While you're at it, read the chapter on NOT including ANY cringe worthy dialogue. "You're the world's greatest super-humans!" one citizen screams in the aftermath, sounding painfully unrealistic. The crack about the Super Friends was infinitely better though. Bravo on the joke there. It also highlighted how slight misunderstandings can massively shape the media's tilt on something. Starro was another nice touch.
Tough, what was with the narrator writing that book? Did I miss something there? At first I thought I was going to have to cringe again because I thought it was going to be Geoff Johns, but it was some random guy I've never heard of. Was he the one who wrote some of the books referenced in the supplementary stuff in earlier issues? It seemed like it was supposed to be some big thing coming full circle or something, but it seemed kind of awkward.
Speaking of supplemental material that makes this book cost an extra dollar, this issue was by far the most worth it. I'd almost advise picking it up for that even if you're not reading Justice league because we get some juicy information about mysterious miss Pandora. It's a nice neat little teaser in the form of an actual little side story. Pandora meets with The Phantom Stranger and they discuss things of godly nature and beyond, giving us enough information to whet our appetite without ruining the mystery.
In Conclusion: 4.5/5

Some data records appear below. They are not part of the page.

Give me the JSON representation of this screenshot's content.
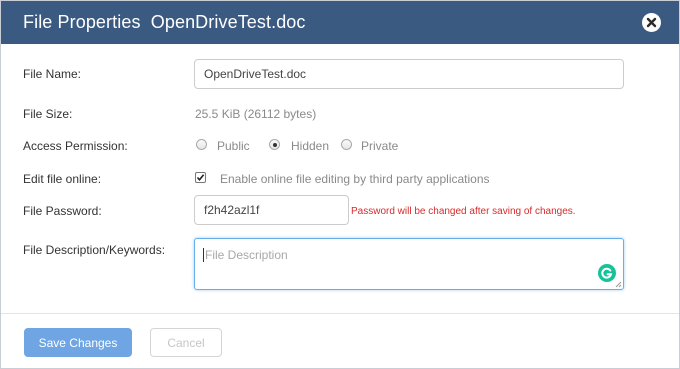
{
  "dialog": {
    "title": "File Properties  OpenDriveTest.doc"
  },
  "form": {
    "file_name_label": "File Name:",
    "file_name_value": "OpenDriveTest.doc",
    "file_size_label": "File Size:",
    "file_size_value": "25.5 KiB (26112 bytes)",
    "access_label": "Access Permission:",
    "access_options": [
      {
        "label": "Public",
        "checked": false
      },
      {
        "label": "Hidden",
        "checked": true
      },
      {
        "label": "Private",
        "checked": false
      }
    ],
    "edit_online_label": "Edit file online:",
    "edit_online_checkbox_label": "Enable online file editing by third party applications",
    "edit_online_checked": true,
    "password_label": "File Password:",
    "password_value": "f2h42azl1f",
    "password_warning": "Password will be changed after saving of changes.",
    "description_label": "File Description/Keywords:",
    "description_placeholder": "File Description",
    "description_value": ""
  },
  "footer": {
    "save_label": "Save Changes",
    "cancel_label": "Cancel"
  },
  "colors": {
    "header_bg": "#3a5a82",
    "primary_button": "#6fa5e3",
    "error_text": "#d62b2b",
    "grammarly": "#15c39a"
  },
  "icons": {
    "close": "close-icon",
    "grammarly": "grammarly-icon",
    "checkmark": "checkmark-icon",
    "resize": "resize-handle-icon"
  }
}
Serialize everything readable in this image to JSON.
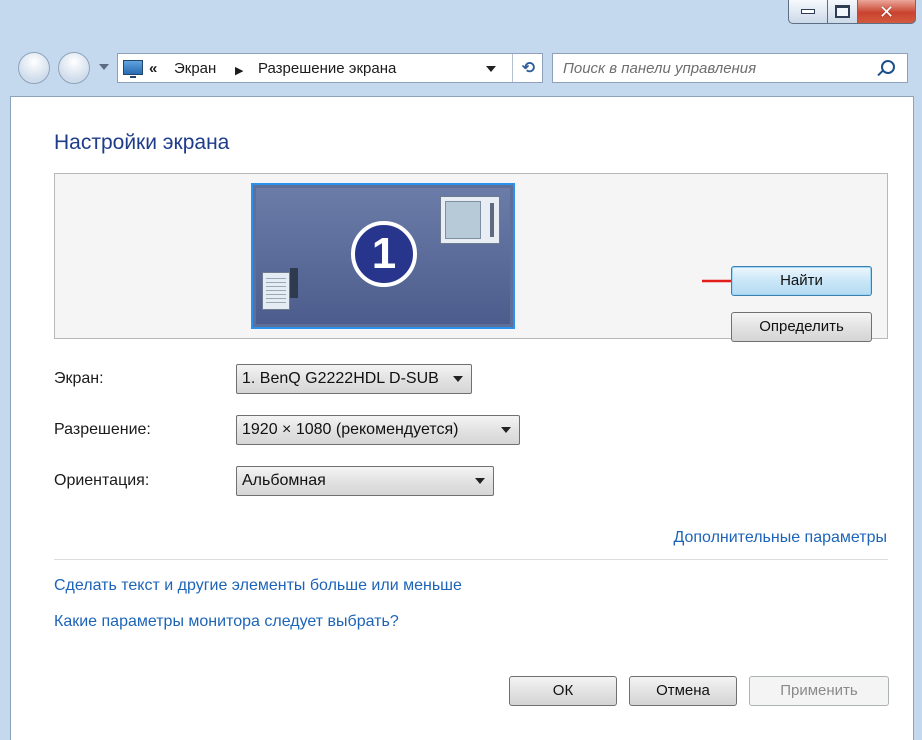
{
  "window": {
    "caption_icons": {
      "minimize": "minimize-icon",
      "maximize": "maximize-icon",
      "close": "close-icon"
    },
    "close_glyph": "✕",
    "close_color": "#c9432f"
  },
  "nav": {
    "breadcrumb_prefix": "«",
    "crumbs": [
      "Экран",
      "Разрешение экрана"
    ],
    "separator": "▶",
    "refresh_glyph": "⟲",
    "search_placeholder": "Поиск в панели управления"
  },
  "main": {
    "title": "Настройки экрана",
    "monitor_number": "1",
    "find_button": "Найти",
    "identify_button": "Определить",
    "display_label": "Экран:",
    "display_value": "1. BenQ G2222HDL D-SUB",
    "resolution_label": "Разрешение:",
    "resolution_value": "1920 × 1080 (рекомендуется)",
    "orientation_label": "Ориентация:",
    "orientation_value": "Альбомная",
    "advanced_link": "Дополнительные параметры",
    "text_size_link": "Сделать текст и другие элементы больше или меньше",
    "monitor_params_link": "Какие параметры монитора следует выбрать?"
  },
  "footer": {
    "ok": "ОК",
    "cancel": "Отмена",
    "apply": "Применить"
  },
  "colors": {
    "accent_blue": "#1e3c8a",
    "link_blue": "#1d64b8",
    "monitor_selected_border": "#2b91ee",
    "annotation_arrow": "#e21b1b"
  }
}
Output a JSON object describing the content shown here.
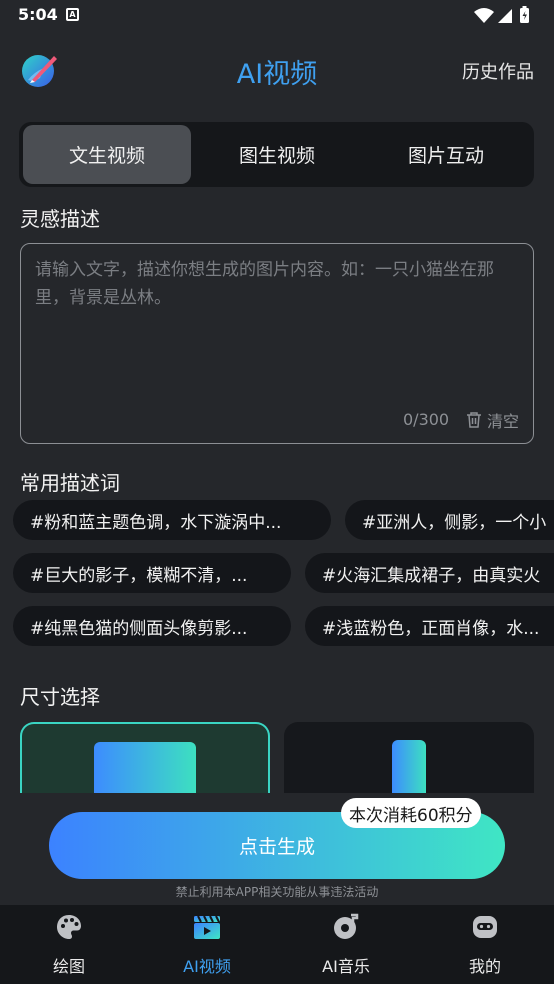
{
  "status_bar": {
    "time": "5:04",
    "notification_letter": "A"
  },
  "header": {
    "title": "AI视频",
    "history_label": "历史作品"
  },
  "tabs": [
    {
      "label": "文生视频",
      "active": true
    },
    {
      "label": "图生视频",
      "active": false
    },
    {
      "label": "图片互动",
      "active": false
    }
  ],
  "inspiration": {
    "title": "灵感描述",
    "placeholder": "请输入文字，描述你想生成的图片内容。如：一只小猫坐在那里，背景是丛林。",
    "char_count": "0/300",
    "clear_label": "清空"
  },
  "keywords": {
    "title": "常用描述词",
    "chips": [
      "#粉和蓝主题色调，水下漩涡中...",
      "#亚洲人，侧影，一个小",
      "#巨大的影子，模糊不清，...",
      "#火海汇集成裙子，由真实火",
      "#纯黑色猫的侧面头像剪影...",
      "#浅蓝粉色，正面肖像，水..."
    ]
  },
  "size": {
    "title": "尺寸选择"
  },
  "generate": {
    "button_label": "点击生成",
    "cost_badge": "本次消耗60积分",
    "disclaimer": "禁止利用本APP相关功能从事违法活动"
  },
  "nav": [
    {
      "label": "绘图",
      "icon": "palette-icon",
      "active": false
    },
    {
      "label": "AI视频",
      "icon": "clapperboard-icon",
      "active": true
    },
    {
      "label": "AI音乐",
      "icon": "music-disc-icon",
      "active": false
    },
    {
      "label": "我的",
      "icon": "robot-face-icon",
      "active": false
    }
  ],
  "colors": {
    "background": "#25272b",
    "accent_blue": "#3fa0f0",
    "gradient_start": "#3c82ff",
    "gradient_end": "#3fe6c4"
  }
}
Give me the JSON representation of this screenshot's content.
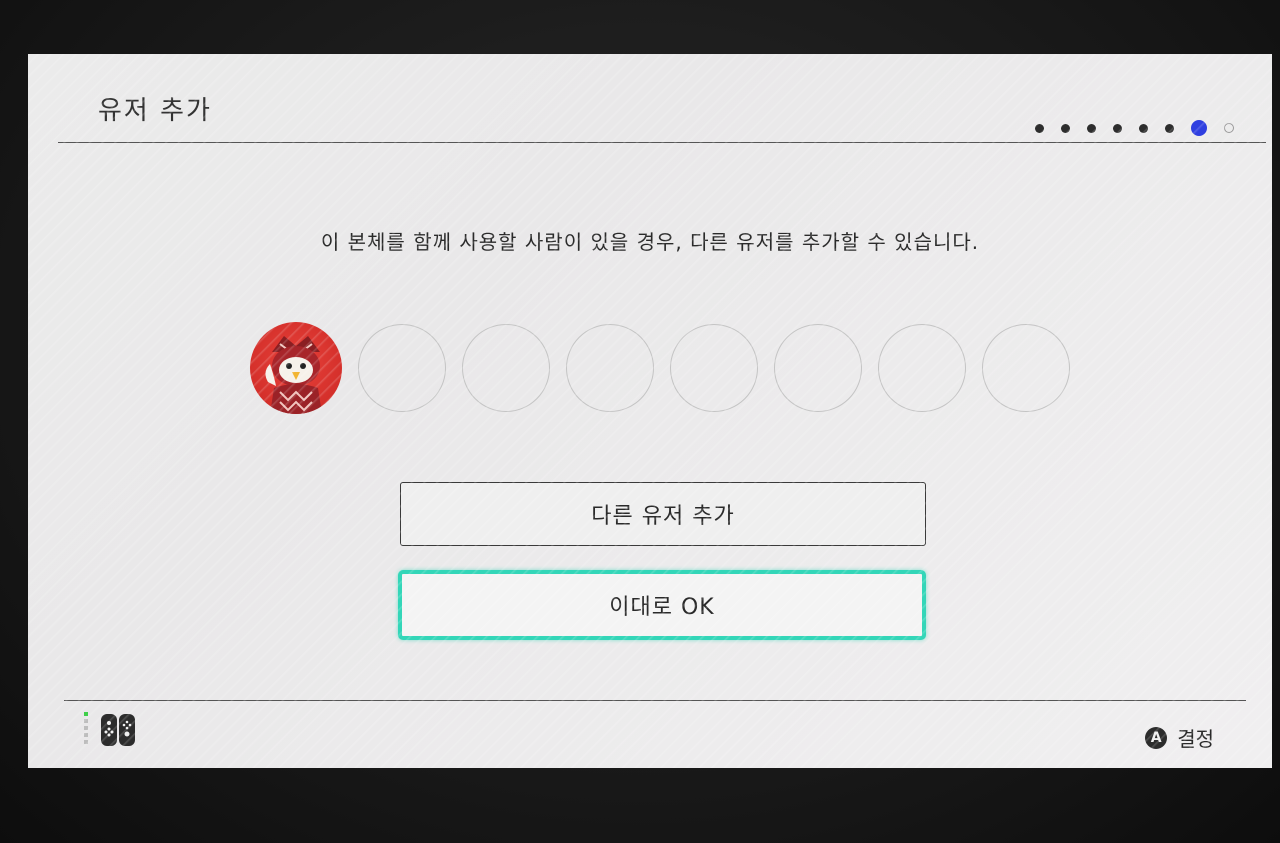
{
  "header": {
    "title": "유저 추가",
    "progress": {
      "total_steps": 8,
      "current_step": 7
    }
  },
  "main": {
    "description": "이 본체를 함께 사용할 사람이 있을 경우, 다른 유저를 추가할 수 있습니다.",
    "user_slots": {
      "filled": 1,
      "empty": 7
    },
    "add_user_label": "다른 유저 추가",
    "ok_label": "이대로 OK"
  },
  "footer": {
    "confirm_button_glyph": "A",
    "confirm_label": "결정"
  },
  "colors": {
    "accent_focus": "#33d6b8",
    "progress_active": "#2f3fe0",
    "avatar_bg": "#d42f2a"
  },
  "icons": {
    "avatar": "owl-character-icon",
    "console": "switch-console-icon"
  }
}
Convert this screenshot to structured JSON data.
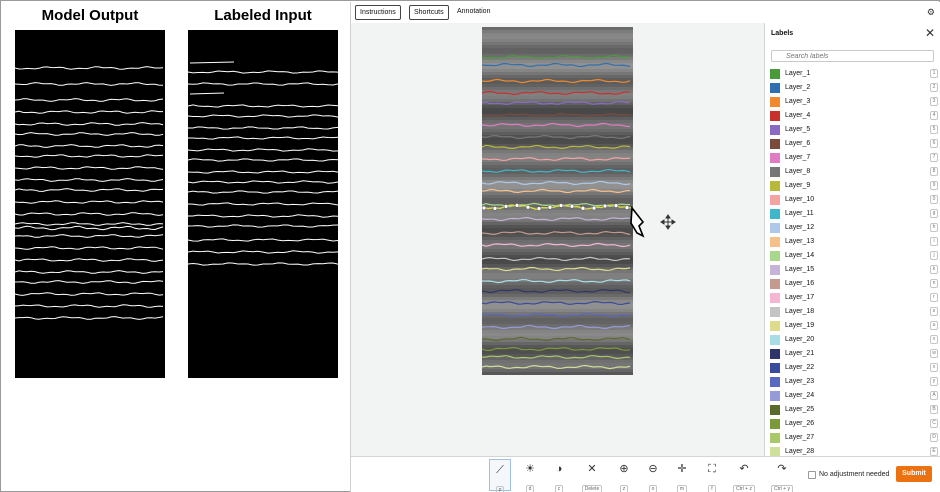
{
  "figure": {
    "left_title": "Model Output",
    "right_title": "Labeled Input"
  },
  "toolbar": {
    "instructions_label": "Instructions",
    "shortcuts_label": "Shortcuts",
    "annotation_tab": "Annotation",
    "settings_icon": "gear-icon"
  },
  "sidebar": {
    "title": "Labels",
    "search_placeholder": "Search labels",
    "labels": [
      {
        "name": "Layer_1",
        "color": "#4a9a3c",
        "key": "1"
      },
      {
        "name": "Layer_2",
        "color": "#2f6fae",
        "key": "2"
      },
      {
        "name": "Layer_3",
        "color": "#f08a2e",
        "key": "3"
      },
      {
        "name": "Layer_4",
        "color": "#c9302c",
        "key": "4"
      },
      {
        "name": "Layer_5",
        "color": "#8a6bc1",
        "key": "5"
      },
      {
        "name": "Layer_6",
        "color": "#7a4a3c",
        "key": "6"
      },
      {
        "name": "Layer_7",
        "color": "#e07cc4",
        "key": "7"
      },
      {
        "name": "Layer_8",
        "color": "#777777",
        "key": "8"
      },
      {
        "name": "Layer_9",
        "color": "#b8b83a",
        "key": "9"
      },
      {
        "name": "Layer_10",
        "color": "#f4a3a3",
        "key": "0"
      },
      {
        "name": "Layer_11",
        "color": "#3fb6c9",
        "key": "g"
      },
      {
        "name": "Layer_12",
        "color": "#aec8e8",
        "key": "h"
      },
      {
        "name": "Layer_13",
        "color": "#f6c08a",
        "key": "i"
      },
      {
        "name": "Layer_14",
        "color": "#a6d98c",
        "key": "j"
      },
      {
        "name": "Layer_15",
        "color": "#c5b3d8",
        "key": "k"
      },
      {
        "name": "Layer_16",
        "color": "#c49a8f",
        "key": "n"
      },
      {
        "name": "Layer_17",
        "color": "#f4b6d2",
        "key": "r"
      },
      {
        "name": "Layer_18",
        "color": "#c4c4c4",
        "key": "s"
      },
      {
        "name": "Layer_19",
        "color": "#dcdc8c",
        "key": "u"
      },
      {
        "name": "Layer_20",
        "color": "#a8dde6",
        "key": "v"
      },
      {
        "name": "Layer_21",
        "color": "#2e3568",
        "key": "w"
      },
      {
        "name": "Layer_22",
        "color": "#3b4a9a",
        "key": "x"
      },
      {
        "name": "Layer_23",
        "color": "#5b68c0",
        "key": "y"
      },
      {
        "name": "Layer_24",
        "color": "#949bd8",
        "key": "A"
      },
      {
        "name": "Layer_25",
        "color": "#5a6a2c",
        "key": "B"
      },
      {
        "name": "Layer_26",
        "color": "#7a9a3c",
        "key": "C"
      },
      {
        "name": "Layer_27",
        "color": "#a8c86a",
        "key": "D"
      },
      {
        "name": "Layer_28",
        "color": "#cfe09a",
        "key": "E"
      }
    ]
  },
  "bottom_toolbar": {
    "tools": [
      {
        "icon": "polyline-icon",
        "key": "p",
        "active": true
      },
      {
        "icon": "brightness-icon",
        "key": "d",
        "active": false
      },
      {
        "icon": "contrast-icon",
        "key": "c",
        "active": false
      },
      {
        "icon": "delete-icon",
        "key": "Delete",
        "active": false
      },
      {
        "icon": "zoom-in-icon",
        "key": "z",
        "active": false
      },
      {
        "icon": "zoom-out-icon",
        "key": "o",
        "active": false
      },
      {
        "icon": "move-icon",
        "key": "m",
        "active": false
      },
      {
        "icon": "fit-icon",
        "key": "f",
        "active": false
      },
      {
        "icon": "undo-icon",
        "key": "Ctrl + z",
        "active": false
      },
      {
        "icon": "redo-icon",
        "key": "Ctrl + y",
        "active": false
      }
    ],
    "no_adjustment_label": "No adjustment needed",
    "submit_label": "Submit"
  }
}
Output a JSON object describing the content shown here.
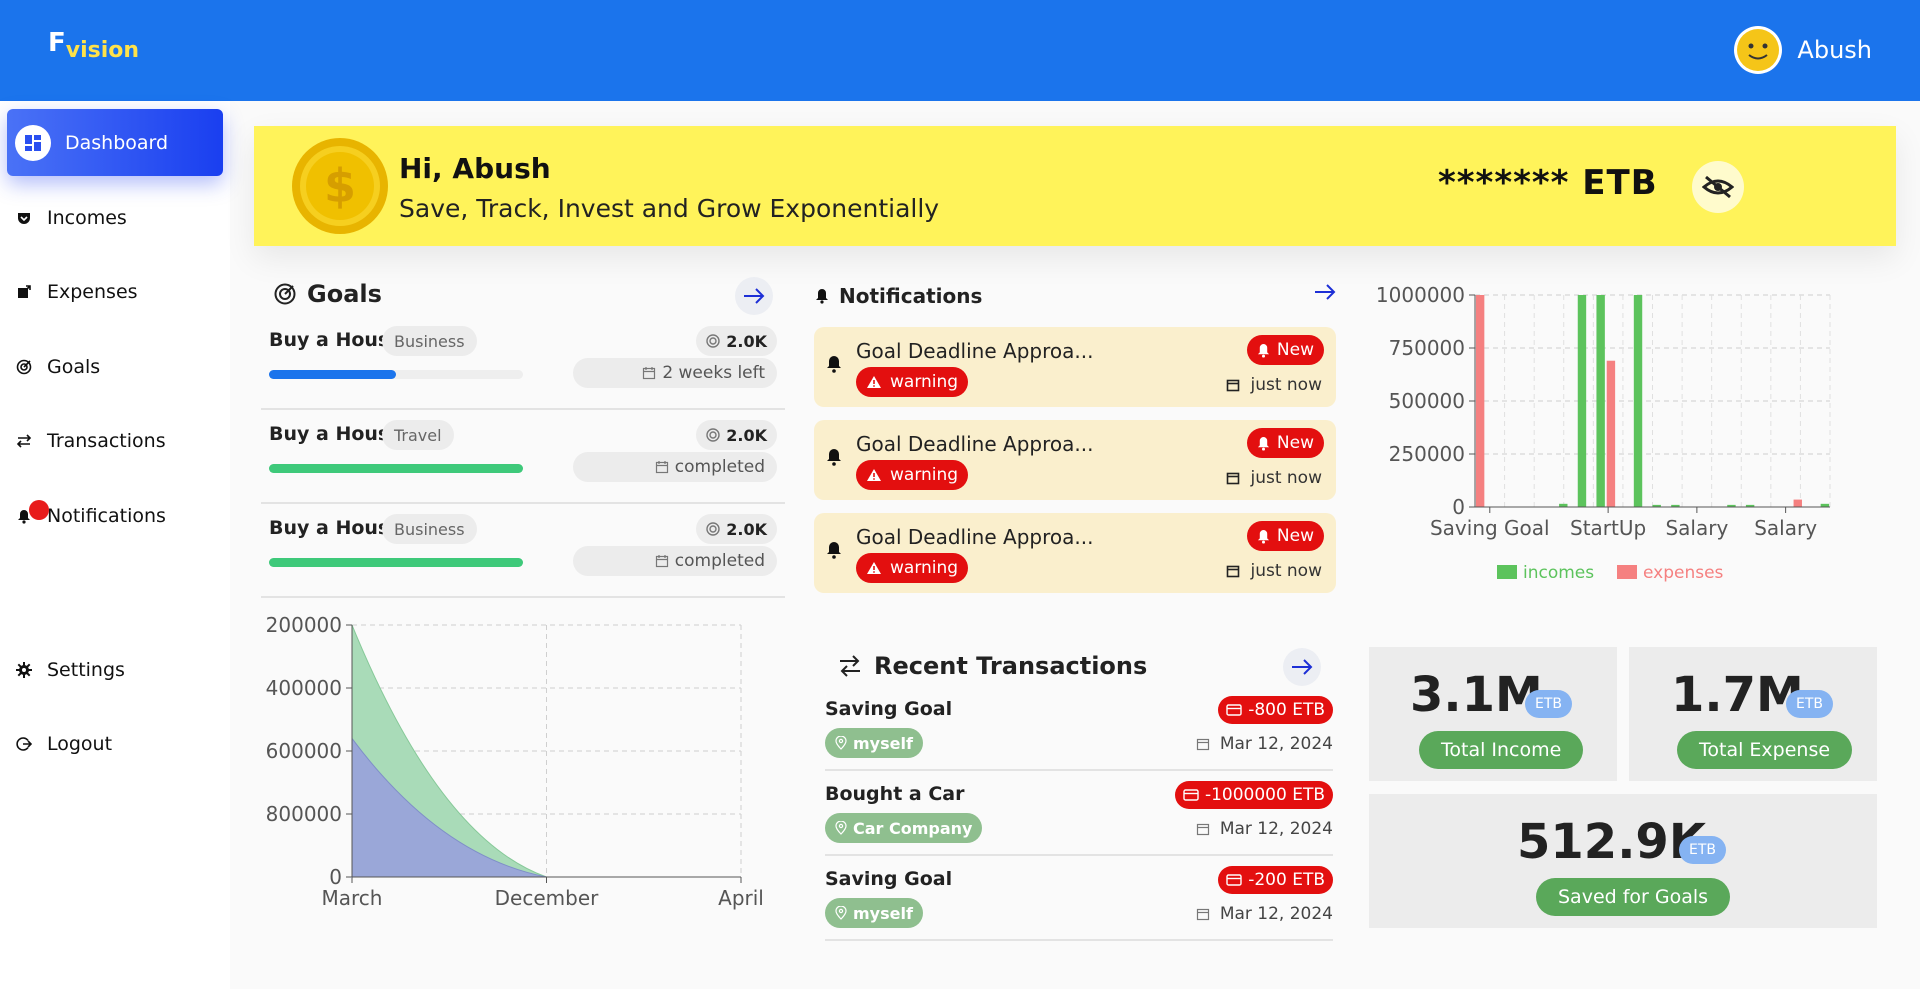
{
  "header": {
    "logo_f": "F",
    "logo_rest": "vision",
    "user_name": "Abush"
  },
  "sidebar": {
    "items": [
      {
        "label": "Dashboard",
        "icon": "dashboard-icon",
        "active": true
      },
      {
        "label": "Incomes",
        "icon": "pocket-icon"
      },
      {
        "label": "Expenses",
        "icon": "export-icon"
      },
      {
        "label": "Goals",
        "icon": "target-icon"
      },
      {
        "label": "Transactions",
        "icon": "swap-icon"
      },
      {
        "label": "Notifications",
        "icon": "bell-icon"
      },
      {
        "label": "Settings",
        "icon": "gear-icon"
      },
      {
        "label": "Logout",
        "icon": "logout-icon"
      }
    ]
  },
  "banner": {
    "greeting": "Hi, Abush",
    "tagline": "Save, Track, Invest and Grow Exponentially",
    "balance": "******* ETB"
  },
  "goals": {
    "title": "Goals",
    "items": [
      {
        "name": "Buy a Hous",
        "category": "Business",
        "amount": "2.0K",
        "status": "2 weeks left",
        "progress": 0.5,
        "bar_color": "#1b74ec"
      },
      {
        "name": "Buy a Hous",
        "category": "Travel",
        "amount": "2.0K",
        "status": "completed",
        "progress": 1.0,
        "bar_color": "#3ec97a"
      },
      {
        "name": "Buy a Hous",
        "category": "Business",
        "amount": "2.0K",
        "status": "completed",
        "progress": 1.0,
        "bar_color": "#3ec97a"
      }
    ]
  },
  "notifications": {
    "title": "Notifications",
    "items": [
      {
        "text": "Goal Deadline Approa...",
        "type": "warning",
        "badge": "New",
        "time": "just now"
      },
      {
        "text": "Goal Deadline Approa...",
        "type": "warning",
        "badge": "New",
        "time": "just now"
      },
      {
        "text": "Goal Deadline Approa...",
        "type": "warning",
        "badge": "New",
        "time": "just now"
      }
    ]
  },
  "transactions": {
    "title": "Recent Transactions",
    "items": [
      {
        "name": "Saving Goal",
        "tag": "myself",
        "amount": "-800 ETB",
        "date": "Mar 12, 2024"
      },
      {
        "name": "Bought a Car",
        "tag": "Car Company",
        "amount": "-1000000 ETB",
        "date": "Mar 12, 2024"
      },
      {
        "name": "Saving Goal",
        "tag": "myself",
        "amount": "-200 ETB",
        "date": "Mar 12, 2024"
      }
    ]
  },
  "stats": {
    "income": {
      "value": "3.1M",
      "unit": "ETB",
      "label": "Total Income"
    },
    "expense": {
      "value": "1.7M",
      "unit": "ETB",
      "label": "Total Expense"
    },
    "saved": {
      "value": "512.9K",
      "unit": "ETB",
      "label": "Saved for Goals"
    }
  },
  "chart_data": [
    {
      "type": "area",
      "x": [
        "March",
        "December",
        "April"
      ],
      "yticks": [
        "200000",
        "400000",
        "600000",
        "800000",
        "0"
      ],
      "ylim": [
        0,
        200000
      ],
      "grid": true,
      "series": [
        {
          "values": [
            200000,
            0,
            0
          ],
          "color": "#a9dbb8"
        },
        {
          "values": [
            110000,
            0,
            0
          ],
          "color": "#9aa7d8"
        }
      ]
    },
    {
      "type": "bar",
      "categories": [
        "Saving Goal",
        "",
        "",
        "",
        "StartUp",
        "",
        "",
        "Salary",
        "",
        "",
        "Salary",
        ""
      ],
      "ylim": [
        0,
        1000000
      ],
      "yticks": [
        "0",
        "250000",
        "500000",
        "750000",
        "1000000"
      ],
      "grid": true,
      "legend_position": "bottom",
      "series": [
        {
          "name": "incomes",
          "color": "#5cc35c",
          "values": [
            0,
            0,
            0,
            0,
            15000,
            1000000,
            1000000,
            0,
            1000000,
            10000,
            10000,
            0,
            0,
            10000,
            10000,
            0,
            0,
            0,
            15000
          ]
        },
        {
          "name": "expenses",
          "color": "#f58080",
          "values": [
            1000000,
            0,
            0,
            0,
            0,
            0,
            0,
            690000,
            0,
            0,
            0,
            0,
            0,
            0,
            0,
            0,
            0,
            35000,
            0
          ]
        }
      ]
    }
  ]
}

Hands down, the best issue of the series thus far. No contest. For once there was very little that actually made me cringe or rage too hard. It was surprisingly less rushed then I had feared, and established the beginning of a bond between Batman and Superman as it should. Someone must have whipped Johns into shape after seeing the script from the last issue but too late to stop it, because GL and Flash function more like any other member of the team, rather than getting all the spotlight. It has a lot more polish to the flow, and feels a little more solid than just being 'awesome and nothing more.'